The European Parliament asks for the deficit targets to be split “in a fair way” among government levels

January 16, 2013 11:35 PM | CNA

The Spanish Government is keeping most of the 4.5% public deficit allowed to the entire Spanish public sector in 2013 for itself, despite managing only 50% of the total public spending. It has allowed itself a 3.8% deficit while it has imposed a 0.7% target on the regional governments, which manage almost 40% of the public spending including basic services such as healthcare and education. The European Parliament report indirectly asks Madrid to relax the Autonomous Communities’ deficit targets according to the basic services they provide. In addition, it also states that regional governments should have greater fiscal capacities and depend less on central government transfers. Furthermore, the report asks “some member states” to eliminate the ministries whose powers have been devolved and to “reduce unnecessary defence expenditures”.

The Constitutional Court halts Catalonia’s drug prescription fee, bank deposit tax and judicial fees

January 16, 2013 12:09 AM | CNA / Gaspar Pericay Coll

The Constitutional Court has accepted the Spanish Government’s appeal against three measures adopted by the Catalan Executive to reduce its deficit, some of them negotiated last spring with the People’s Party (PP). The Spanish Government, which is run by the PP, now believes that these measures invade its own powers, “break market unity” and go against the principle of “equality for all Spaniards”. While accepting the appeal, the Court has temporarily suspended the application of the fees and taxes for a five-month period, which could be extended. The Catalan Government will appeal the decision as it believes the measures to be in line with the Constitution and within its jurisdiction. The drug prescription fee brought in €46 million in its first 6 months and it reduced public spending on medicines.

Catalan nationalists have reached a final agreement and an independence vote will be organised in 2014

December 18, 2012 11:49 PM | CNA

The Centre-Right Catalan Nationalist Coalition (CiU) and the Left-Wing Catalan Independence Party (ERC) have reached a definitive agreement ensuring the next Catalan Government parliamentary stability to approve the main laws. The CiU leader Artur Mas will be re-elected President of the Catalan Government with the ERC’s vote in the Catalan Parliament by the end of the week. However, the ERC will not sit in the Cabinet and will only offer support on the agreed issues. The last point blocking the agreement was the CiU’s refusal to set a specific date for a self-determination referendum. Finally, they have agreed on calling for a citizen vote on Catalonia’s independence from Spain in 2014. However, the CiU has managed to include a clause postponing the voting call if both parties explicitly agree to do so.
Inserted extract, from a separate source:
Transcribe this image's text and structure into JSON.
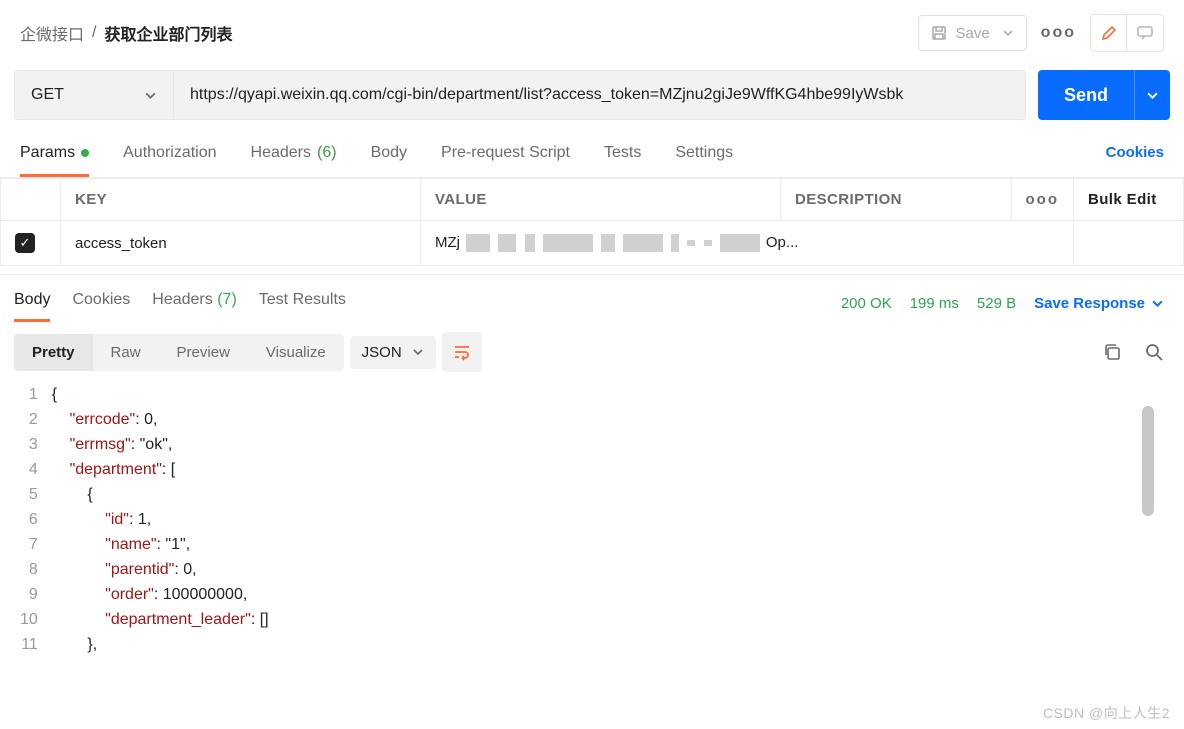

The Catalan Government creates a tax on bank deposits with expectation of earning €500 million per year

December 18, 2012 10:23 PM | CNA

With this decision, the Catalan Government wants “to safeguard” its power to adopt this type of tax or the equivalent revenue, after the Spanish Government announced the creation of its own tax while keeping it at 0% to prevent the Autonomous Communities from approving it. The Constitutional Court has already backed the taxes on bank deposits created by Extremadura, Andalucía and Canarias. Catalonia’s tax will not affect clients but only the banks. It will affect all banks operating in Catalonia, independent of where they are based. In addition, it will have retroactive effects as from the 30th of November. The Spanish Finance Minister warned that the Spanish Government will fully oppose it.